■ **WHAT YOU NEED TO DO**:
List the lines of this listing that hold the word "code".

■ **DATASET RECORDS**:
+++
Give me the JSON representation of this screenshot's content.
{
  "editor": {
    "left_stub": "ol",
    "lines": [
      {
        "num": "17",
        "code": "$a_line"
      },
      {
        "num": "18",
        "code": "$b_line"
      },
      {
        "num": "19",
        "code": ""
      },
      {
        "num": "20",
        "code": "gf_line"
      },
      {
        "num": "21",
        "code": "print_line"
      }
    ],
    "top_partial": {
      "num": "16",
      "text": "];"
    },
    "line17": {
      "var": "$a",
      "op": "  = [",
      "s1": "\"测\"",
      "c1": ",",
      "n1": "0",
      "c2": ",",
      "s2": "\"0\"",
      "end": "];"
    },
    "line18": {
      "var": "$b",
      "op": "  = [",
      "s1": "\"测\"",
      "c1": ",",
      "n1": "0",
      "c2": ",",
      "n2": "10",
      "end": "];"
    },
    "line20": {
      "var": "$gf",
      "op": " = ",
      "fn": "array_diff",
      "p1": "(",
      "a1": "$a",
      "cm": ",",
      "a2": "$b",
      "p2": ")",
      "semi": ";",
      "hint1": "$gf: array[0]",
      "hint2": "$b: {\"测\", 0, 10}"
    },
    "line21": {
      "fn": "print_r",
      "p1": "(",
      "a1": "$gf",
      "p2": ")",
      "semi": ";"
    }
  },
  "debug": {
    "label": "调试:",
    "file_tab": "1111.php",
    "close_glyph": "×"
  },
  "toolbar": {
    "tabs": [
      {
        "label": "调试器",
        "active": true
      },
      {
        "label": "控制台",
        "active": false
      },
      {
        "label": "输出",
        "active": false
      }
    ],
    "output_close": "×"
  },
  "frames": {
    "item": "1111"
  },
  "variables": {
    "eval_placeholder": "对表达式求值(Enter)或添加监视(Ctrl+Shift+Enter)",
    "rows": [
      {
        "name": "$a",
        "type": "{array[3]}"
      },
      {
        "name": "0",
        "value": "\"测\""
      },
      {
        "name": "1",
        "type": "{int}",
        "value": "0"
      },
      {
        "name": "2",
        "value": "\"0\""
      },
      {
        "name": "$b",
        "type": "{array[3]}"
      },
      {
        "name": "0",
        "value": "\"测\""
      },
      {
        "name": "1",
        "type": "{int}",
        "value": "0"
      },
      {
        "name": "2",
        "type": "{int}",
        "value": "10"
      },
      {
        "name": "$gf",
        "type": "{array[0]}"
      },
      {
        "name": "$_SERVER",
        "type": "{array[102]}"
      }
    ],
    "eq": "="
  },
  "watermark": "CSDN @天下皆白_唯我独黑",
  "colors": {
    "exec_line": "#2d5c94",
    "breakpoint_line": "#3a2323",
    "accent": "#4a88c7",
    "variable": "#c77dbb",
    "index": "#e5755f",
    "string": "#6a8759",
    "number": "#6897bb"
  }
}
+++
■ **SOLUTION TO THE PROBLEM**:
        "code": "$a_line"
        "code": "$b_line"
        "code": ""
        "code": "gf_line"
        "code": "print_line"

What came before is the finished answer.